+++ INFORMATION SHOWN +++
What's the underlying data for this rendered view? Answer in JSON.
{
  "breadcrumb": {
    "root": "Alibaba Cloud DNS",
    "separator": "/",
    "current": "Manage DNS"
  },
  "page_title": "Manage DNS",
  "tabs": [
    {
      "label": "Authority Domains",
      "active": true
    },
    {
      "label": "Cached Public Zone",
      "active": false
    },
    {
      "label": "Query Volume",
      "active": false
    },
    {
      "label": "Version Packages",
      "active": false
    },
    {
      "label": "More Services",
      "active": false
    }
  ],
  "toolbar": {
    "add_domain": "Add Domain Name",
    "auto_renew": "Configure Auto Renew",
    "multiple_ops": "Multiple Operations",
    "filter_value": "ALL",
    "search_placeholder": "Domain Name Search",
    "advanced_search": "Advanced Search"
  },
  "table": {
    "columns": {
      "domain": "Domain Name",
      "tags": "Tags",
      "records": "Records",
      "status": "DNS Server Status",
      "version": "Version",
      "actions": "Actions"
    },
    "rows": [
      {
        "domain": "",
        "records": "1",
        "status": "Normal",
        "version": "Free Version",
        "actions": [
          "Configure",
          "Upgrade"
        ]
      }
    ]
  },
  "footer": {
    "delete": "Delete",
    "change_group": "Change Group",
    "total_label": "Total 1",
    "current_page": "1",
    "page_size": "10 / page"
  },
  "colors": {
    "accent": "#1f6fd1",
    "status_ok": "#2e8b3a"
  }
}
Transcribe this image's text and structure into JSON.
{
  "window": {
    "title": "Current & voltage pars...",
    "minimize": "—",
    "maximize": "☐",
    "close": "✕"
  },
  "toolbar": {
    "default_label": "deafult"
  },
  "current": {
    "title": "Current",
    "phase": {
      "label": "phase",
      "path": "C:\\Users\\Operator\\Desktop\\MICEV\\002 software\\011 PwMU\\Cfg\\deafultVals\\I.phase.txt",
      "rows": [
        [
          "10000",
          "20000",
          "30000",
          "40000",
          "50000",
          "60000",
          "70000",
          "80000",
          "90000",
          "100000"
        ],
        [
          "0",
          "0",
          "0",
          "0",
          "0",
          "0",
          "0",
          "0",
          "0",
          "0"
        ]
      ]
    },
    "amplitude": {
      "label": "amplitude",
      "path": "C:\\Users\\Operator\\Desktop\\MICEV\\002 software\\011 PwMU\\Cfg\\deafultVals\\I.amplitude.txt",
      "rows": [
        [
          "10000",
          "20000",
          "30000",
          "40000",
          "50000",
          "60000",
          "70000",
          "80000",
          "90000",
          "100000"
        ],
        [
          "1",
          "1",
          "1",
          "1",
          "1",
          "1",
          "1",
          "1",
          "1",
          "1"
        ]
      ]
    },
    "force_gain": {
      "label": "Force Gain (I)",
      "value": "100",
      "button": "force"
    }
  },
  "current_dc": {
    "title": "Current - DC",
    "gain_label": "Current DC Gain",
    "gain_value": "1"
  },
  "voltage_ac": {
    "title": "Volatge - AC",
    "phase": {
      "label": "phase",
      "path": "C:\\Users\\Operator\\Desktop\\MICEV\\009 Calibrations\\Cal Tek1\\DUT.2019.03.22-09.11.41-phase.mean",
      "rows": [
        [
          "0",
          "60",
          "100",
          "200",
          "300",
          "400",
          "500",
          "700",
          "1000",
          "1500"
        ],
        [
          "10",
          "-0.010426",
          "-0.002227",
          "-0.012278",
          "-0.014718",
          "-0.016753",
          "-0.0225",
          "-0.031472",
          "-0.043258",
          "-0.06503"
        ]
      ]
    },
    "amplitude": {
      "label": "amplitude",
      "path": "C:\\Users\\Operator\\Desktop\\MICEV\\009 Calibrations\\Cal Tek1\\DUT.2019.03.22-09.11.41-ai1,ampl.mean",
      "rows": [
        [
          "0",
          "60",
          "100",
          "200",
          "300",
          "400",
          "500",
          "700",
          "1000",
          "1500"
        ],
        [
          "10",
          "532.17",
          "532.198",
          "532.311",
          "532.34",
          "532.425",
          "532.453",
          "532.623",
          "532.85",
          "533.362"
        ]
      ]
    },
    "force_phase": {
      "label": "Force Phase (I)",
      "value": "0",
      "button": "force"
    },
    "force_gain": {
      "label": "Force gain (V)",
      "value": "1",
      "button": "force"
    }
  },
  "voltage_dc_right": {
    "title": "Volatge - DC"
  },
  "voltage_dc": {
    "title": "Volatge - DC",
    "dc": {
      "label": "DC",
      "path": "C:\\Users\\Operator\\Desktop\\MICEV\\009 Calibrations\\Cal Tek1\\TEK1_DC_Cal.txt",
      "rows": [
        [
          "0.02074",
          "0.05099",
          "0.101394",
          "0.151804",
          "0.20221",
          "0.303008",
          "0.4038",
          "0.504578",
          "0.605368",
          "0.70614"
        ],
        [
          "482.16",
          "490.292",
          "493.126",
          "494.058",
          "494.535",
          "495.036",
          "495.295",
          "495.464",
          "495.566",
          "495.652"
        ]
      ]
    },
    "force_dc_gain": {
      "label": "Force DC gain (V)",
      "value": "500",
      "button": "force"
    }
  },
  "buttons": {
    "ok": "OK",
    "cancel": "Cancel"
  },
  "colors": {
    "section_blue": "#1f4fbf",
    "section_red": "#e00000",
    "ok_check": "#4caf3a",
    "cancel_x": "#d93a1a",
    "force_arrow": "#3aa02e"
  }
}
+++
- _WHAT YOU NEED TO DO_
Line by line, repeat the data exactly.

- _ANSWER TO THE EXERCISE_
What's the underlying data for this rendered view? Answer in JSON.
{
  "breadcrumb": {
    "root": "Alibaba Cloud DNS",
    "separator": "/",
    "current": "Manage DNS"
  },
  "page_title": "Manage DNS",
  "tabs": [
    {
      "label": "Authority Domains",
      "active": true
    },
    {
      "label": "Cached Public Zone",
      "active": false
    },
    {
      "label": "Query Volume",
      "active": false
    },
    {
      "label": "Version Packages",
      "active": false
    },
    {
      "label": "More Services",
      "active": false
    }
  ],
  "toolbar": {
    "add_domain": "Add Domain Name",
    "auto_renew": "Configure Auto Renew",
    "multiple_ops": "Multiple Operations",
    "filter_value": "ALL",
    "search_placeholder": "Domain Name Search",
    "advanced_search": "Advanced Search"
  },
  "table": {
    "columns": {
      "domain": "Domain Name",
      "tags": "Tags",
      "records": "Records",
      "status": "DNS Server Status",
      "version": "Version",
      "actions": "Actions"
    },
    "rows": [
      {
        "domain": "",
        "records": "1",
        "status": "Normal",
        "version": "Free Version",
        "actions": [
          "Configure",
          "Upgrade"
        ]
      }
    ]
  },
  "footer": {
    "delete": "Delete",
    "change_group": "Change Group",
    "total_label": "Total 1",
    "current_page": "1",
    "page_size": "10 / page"
  },
  "colors": {
    "accent": "#1f6fd1",
    "status_ok": "#2e8b3a"
  }
}
Transcribe this image's text and structure into JSON.
{
  "window": {
    "title": "Current & voltage pars...",
    "minimize": "—",
    "maximize": "☐",
    "close": "✕"
  },
  "toolbar": {
    "default_label": "deafult"
  },
  "current": {
    "title": "Current",
    "phase": {
      "label": "phase",
      "path": "C:\\Users\\Operator\\Desktop\\MICEV\\002 software\\011 PwMU\\Cfg\\deafultVals\\I.phase.txt",
      "rows": [
        [
          "10000",
          "20000",
          "30000",
          "40000",
          "50000",
          "60000",
          "70000",
          "80000",
          "90000",
          "100000"
        ],
        [
          "0",
          "0",
          "0",
          "0",
          "0",
          "0",
          "0",
          "0",
          "0",
          "0"
        ]
      ]
    },
    "amplitude": {
      "label": "amplitude",
      "path": "C:\\Users\\Operator\\Desktop\\MICEV\\002 software\\011 PwMU\\Cfg\\deafultVals\\I.amplitude.txt",
      "rows": [
        [
          "10000",
          "20000",
          "30000",
          "40000",
          "50000",
          "60000",
          "70000",
          "80000",
          "90000",
          "100000"
        ],
        [
          "1",
          "1",
          "1",
          "1",
          "1",
          "1",
          "1",
          "1",
          "1",
          "1"
        ]
      ]
    },
    "force_gain": {
      "label": "Force Gain (I)",
      "value": "100",
      "button": "force"
    }
  },
  "current_dc": {
    "title": "Current - DC",
    "gain_label": "Current DC Gain",
    "gain_value": "1"
  },
  "voltage_ac": {
    "title": "Volatge - AC",
    "phase": {
      "label": "phase",
      "path": "C:\\Users\\Operator\\Desktop\\MICEV\\009 Calibrations\\Cal Tek1\\DUT.2019.03.22-09.11.41-phase.mean",
      "rows": [
        [
          "0",
          "60",
          "100",
          "200",
          "300",
          "400",
          "500",
          "700",
          "1000",
          "1500"
        ],
        [
          "10",
          "-0.010426",
          "-0.002227",
          "-0.012278",
          "-0.014718",
          "-0.016753",
          "-0.0225",
          "-0.031472",
          "-0.043258",
          "-0.06503"
        ]
      ]
    },
    "amplitude": {
      "label": "amplitude",
      "path": "C:\\Users\\Operator\\Desktop\\MICEV\\009 Calibrations\\Cal Tek1\\DUT.2019.03.22-09.11.41-ai1,ampl.mean",
      "rows": [
        [
          "0",
          "60",
          "100",
          "200",
          "300",
          "400",
          "500",
          "700",
          "1000",
          "1500"
        ],
        [
          "10",
          "532.17",
          "532.198",
          "532.311",
          "532.34",
          "532.425",
          "532.453",
          "532.623",
          "532.85",
          "533.362"
        ]
      ]
    },
    "force_phase": {
      "label": "Force Phase (I)",
      "value": "0",
      "button": "force"
    },
    "force_gain": {
      "label": "Force gain (V)",
      "value": "1",
      "button": "force"
    }
  },
  "voltage_dc_right": {
    "title": "Volatge - DC"
  },
  "voltage_dc": {
    "title": "Volatge - DC",
    "dc": {
      "label": "DC",
      "path": "C:\\Users\\Operator\\Desktop\\MICEV\\009 Calibrations\\Cal Tek1\\TEK1_DC_Cal.txt",
      "rows": [
        [
          "0.02074",
          "0.05099",
          "0.101394",
          "0.151804",
          "0.20221",
          "0.303008",
          "0.4038",
          "0.504578",
          "0.605368",
          "0.70614"
        ],
        [
          "482.16",
          "490.292",
          "493.126",
          "494.058",
          "494.535",
          "495.036",
          "495.295",
          "495.464",
          "495.566",
          "495.652"
        ]
      ]
    },
    "force_dc_gain": {
      "label": "Force DC gain (V)",
      "value": "500",
      "button": "force"
    }
  },
  "buttons": {
    "ok": "OK",
    "cancel": "Cancel"
  },
  "colors": {
    "section_blue": "#1f4fbf",
    "section_red": "#e00000",
    "ok_check": "#4caf3a",
    "cancel_x": "#d93a1a",
    "force_arrow": "#3aa02e"
  }
}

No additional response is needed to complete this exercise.